Now we are back at the research station, and will begin to look through Joan’s photos for unique markings on the dorsal fin of these dolphins. Hopefully, we can start a data base to keep track of how often they are found here. I wonder what we should call them? Do you know of any good names for a dolphin? Photo with permission from Tethys Research Institute

First Day at the Research Station

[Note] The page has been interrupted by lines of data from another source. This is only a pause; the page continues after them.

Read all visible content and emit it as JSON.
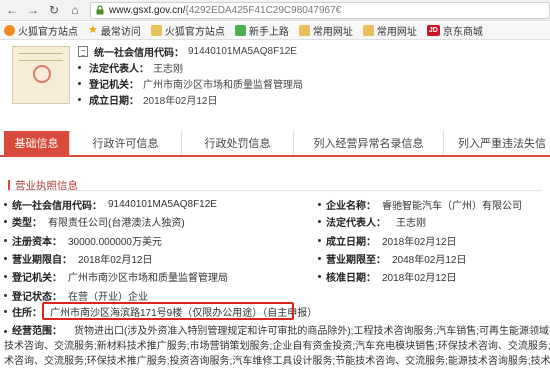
{
  "browser": {
    "url_host": "www.gsxt.gov.cn/",
    "url_path": "{4292EDA425F41C29C98047967€",
    "bookmarks": [
      "火狐官方站点",
      "最常访问",
      "火狐官方站点",
      "新手上路",
      "常用网址",
      "常用网址",
      "京东商城"
    ]
  },
  "summary": {
    "rows": [
      {
        "label": "统一社会信用代码：",
        "value": "91440101MA5AQ8F12E"
      },
      {
        "label": "法定代表人：",
        "value": "王志刚"
      },
      {
        "label": "登记机关：",
        "value": "广州市南沙区市场和质量监督管理局"
      },
      {
        "label": "成立日期：",
        "value": "2018年02月12日"
      }
    ]
  },
  "tabs": [
    "基础信息",
    "行政许可信息",
    "行政处罚信息",
    "列入经营异常名录信息",
    "列入严重违法失信"
  ],
  "section_title": "营业执照信息",
  "details": {
    "credit_code": {
      "label": "统一社会信用代码：",
      "value": "91440101MA5AQ8F12E"
    },
    "company_name": {
      "label": "企业名称：",
      "value": "睿驰智能汽车（广州）有限公司"
    },
    "type": {
      "label": "类型：",
      "value": "有限责任公司(台港澳法人独资)"
    },
    "legal_rep": {
      "label": "法定代表人：",
      "value": "王志刚"
    },
    "capital": {
      "label": "注册资本：",
      "value": "30000.000000万美元"
    },
    "established": {
      "label": "成立日期：",
      "value": "2018年02月12日"
    },
    "term_from": {
      "label": "营业期限自：",
      "value": "2018年02月12日"
    },
    "term_to": {
      "label": "营业期限至：",
      "value": "2048年02月12日"
    },
    "authority": {
      "label": "登记机关：",
      "value": "广州市南沙区市场和质量监督管理局"
    },
    "approved": {
      "label": "核准日期：",
      "value": "2018年02月12日"
    },
    "status": {
      "label": "登记状态：",
      "value": "在营（开业）企业"
    },
    "address": {
      "label": "住所：",
      "value": "广州市南沙区海滨路171号9楼（仅限办公用途）（自主申报）"
    },
    "scope": {
      "label": "经营范围：",
      "lines": [
        "货物进出口(涉及外资准入特别管理规定和许可审批的商品除外);工程技术咨询服务;汽车销售;可再生能源领域技术咨询、技术服务;新材料",
        "技术咨询、交流服务;新材料技术推广服务;市场营销策划服务;企业自有资金投资;汽车充电模块销售;环保技术咨询、交流服务;发动机制造管理系统",
        "术咨询、交流服务;环保技术推广服务;投资咨询服务;汽车维修工具设计服务;节能技术咨询、交流服务;能源技术咨询服务;技术进出口;汽车零售;汽车"
      ]
    }
  }
}
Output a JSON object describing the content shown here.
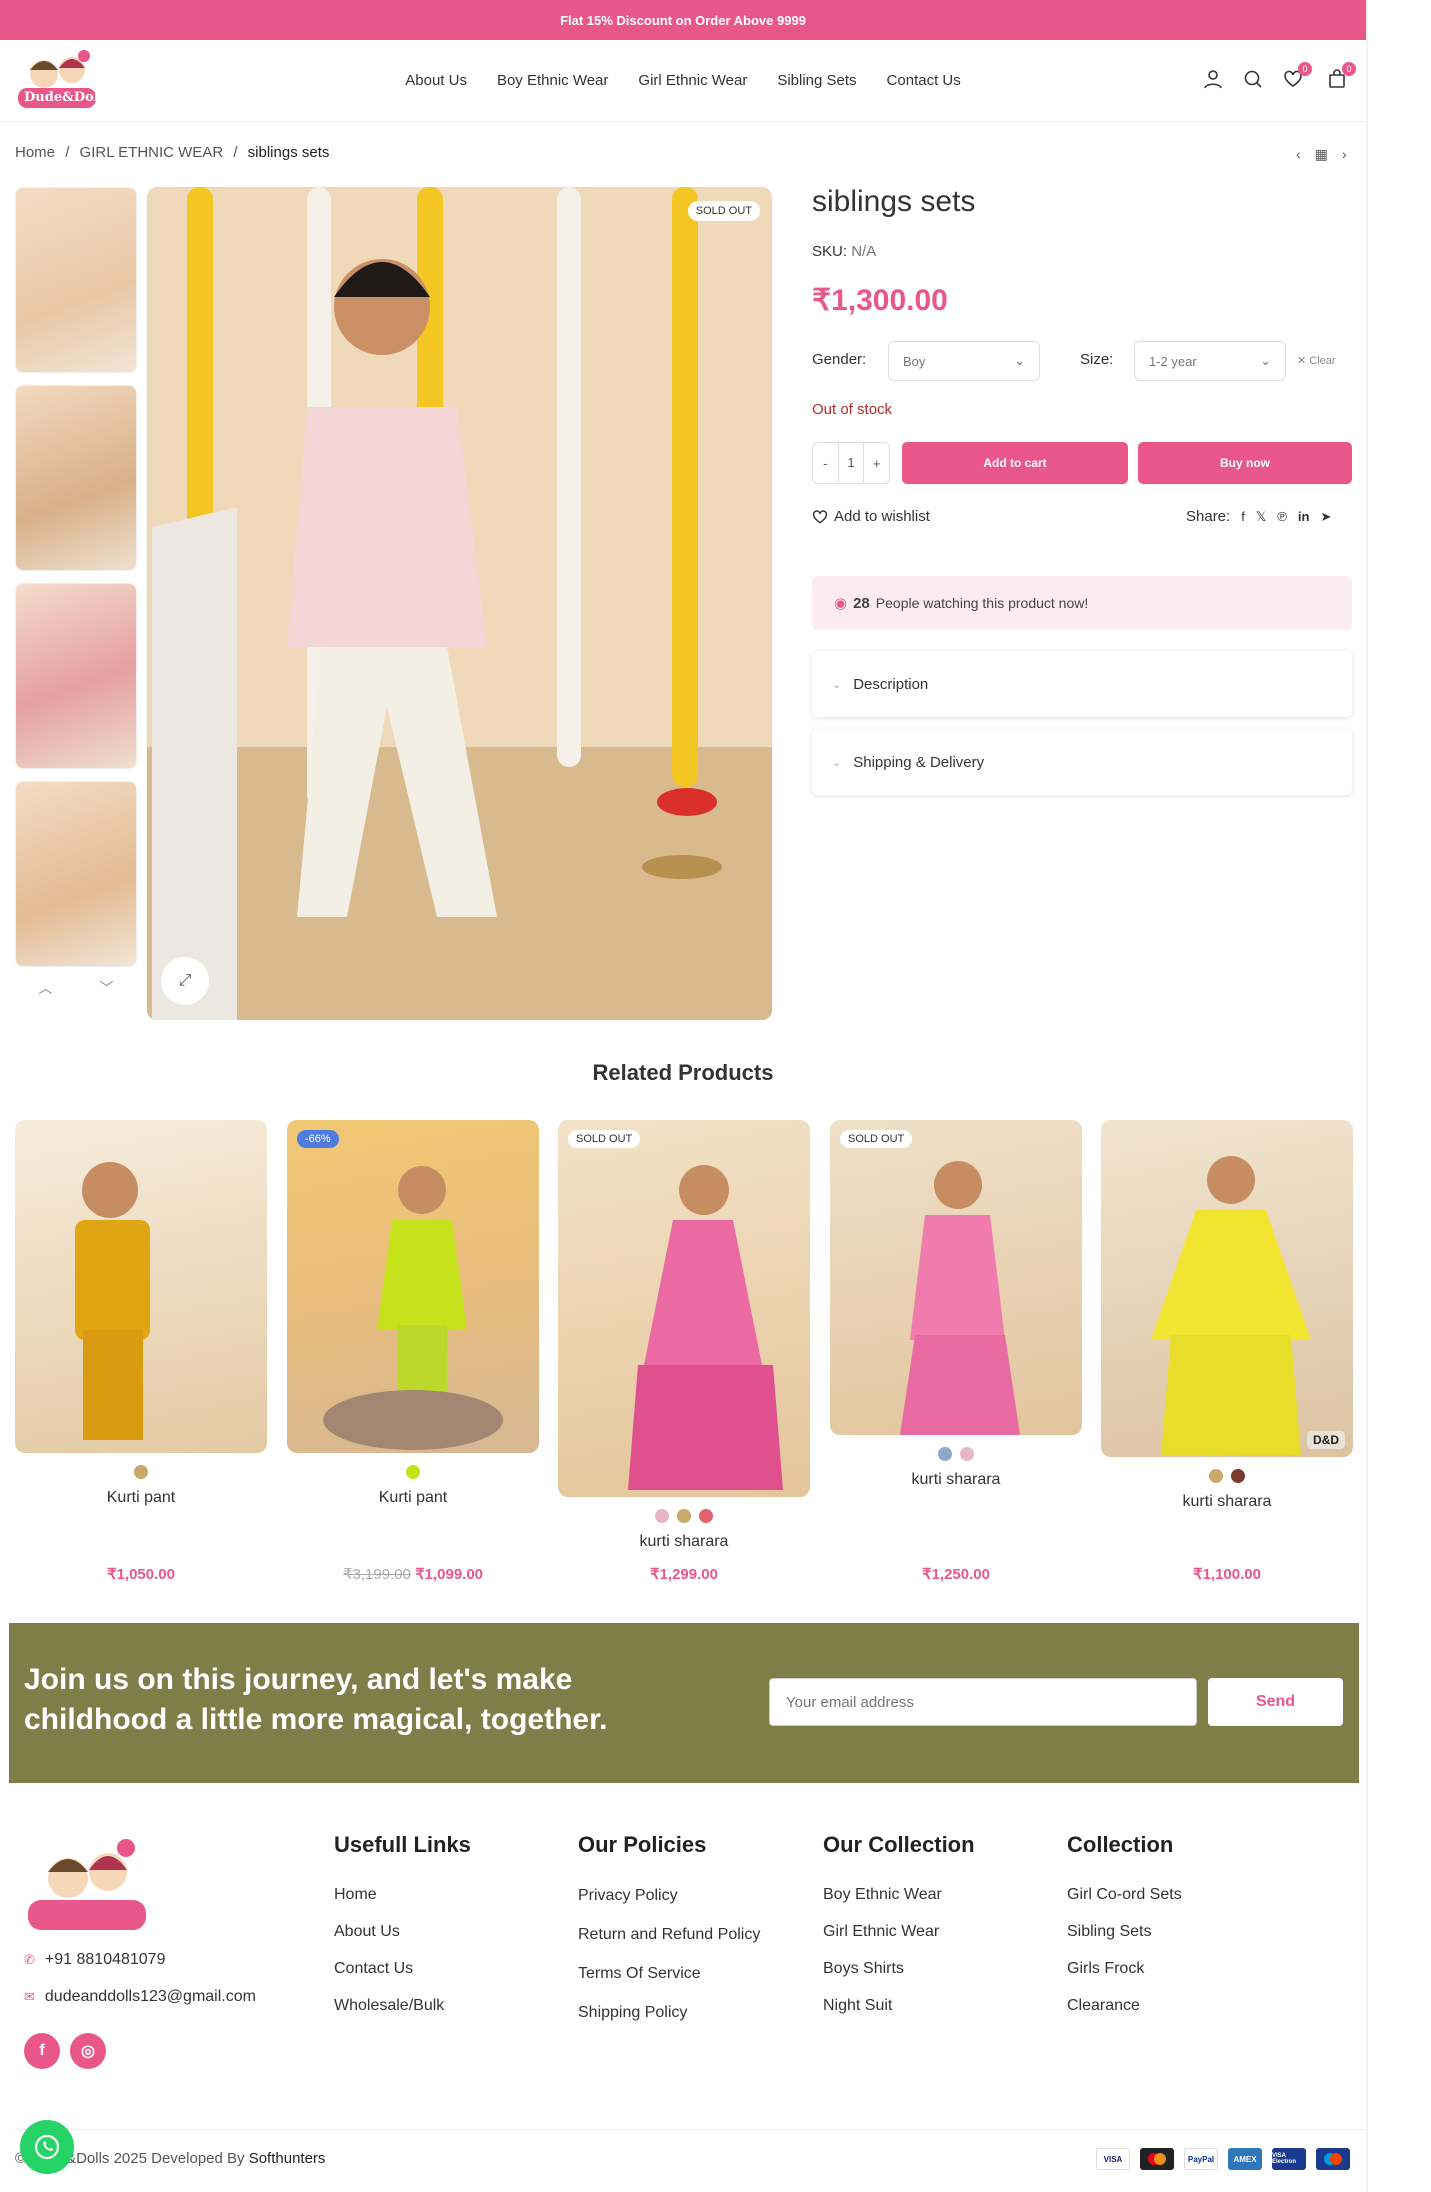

We've made it! I met up with my fellow teammate, Mrs James from Derbyshire, in Athens where we caught the local coach to Vonitsa. Thankfully airconditioned and with a gorgeous view of the coast - very helpful on the 5 and a half hour journey.
We have now met our team (photos will need to follow tomorrow once we find a UBS port to work from). The main researcher Joan (male and from Spain) and his assistant Ioannis (from Greece) have walked us through the ropes (help!!!).
Tomorrow, bright and early we will head out to a nearby island, Kalamos where there has been a decline in dolphin populations. It is very close to two islands your parents may have heard of Ithaki (from the book Odessy) and Kefallina(from the book Captain Corellis Mandolin). We will compare the dolphins there to our main research area (Amvrakikos Gulf) where there are a lot of bottlenose dolphins.
The job - get ready:
1. Investigate the sea using something called a Beaufort Scale (in our terms 0 is flat water like a pool, 1 is ripples like when pebbles are dropped into water and 2 is a mixture of both, 3 slight waves (no white foam) etc. Either of these conditions means all systems are go as we will be able to locate the dolpines - yahhhh.
2. Once we find them, we pick our focal group, the ones we will watch closely, and record how they are behaving.
3. Every 5 minutes we look to see if they are close together, how long they dive for, their respiration (how long between breathes), how they jump, the direction they are swimming in and if they are hanging around a fish feeding station.
4.On top of that, we pay attention to how nice, or not so nice, the fish farmer behaves towards both us and the dolphins (lets hope very nice).
5. We need to look out for birds - anyone know what a shearwater bird is???
In any case it sounds exciting and I really hope I can find a USB port for pictures and videos or lets face it... this won't be so exciting for you.

Friday, August 5, 2011

Before Greece

Only 2 days before I head out to Greece in search of Dolphins. Although I have been to Greece before, this will be a brand new area and an entirely new adventure. We will be working at a research station in a village called Vonista on the Amvrakikos Gulf. Look on the left of the map where the Ionian Sea is, you will notice the title Ionian Islands and beside it a small gulf of water; that's where I'm heading.

The researchers there are studying Bottlenose Dolphins and their ecosystem (what they eat and what might affect them) and I have been asked to keep this blog. That way I can show you all the great things I am learning about (and you can help me make sense of it all). For example, I'm already lost on some key words I have found in the articles they have given me such as cetacean and philopatry. Help! I also need to look up the various organisms I might see so I can identify them. The first is the Bottlenose Dolphin

(Ok - really cute) but the others I need to look up: European Pilchard, Sardinella and Zooplankton. They must be important as they are mentioned several times; I wonder why? I also heard there may be turtles - I love them! Well back to my reading...and packing. Keep in touch and let me know what you think.

Thursday, August 4, 2011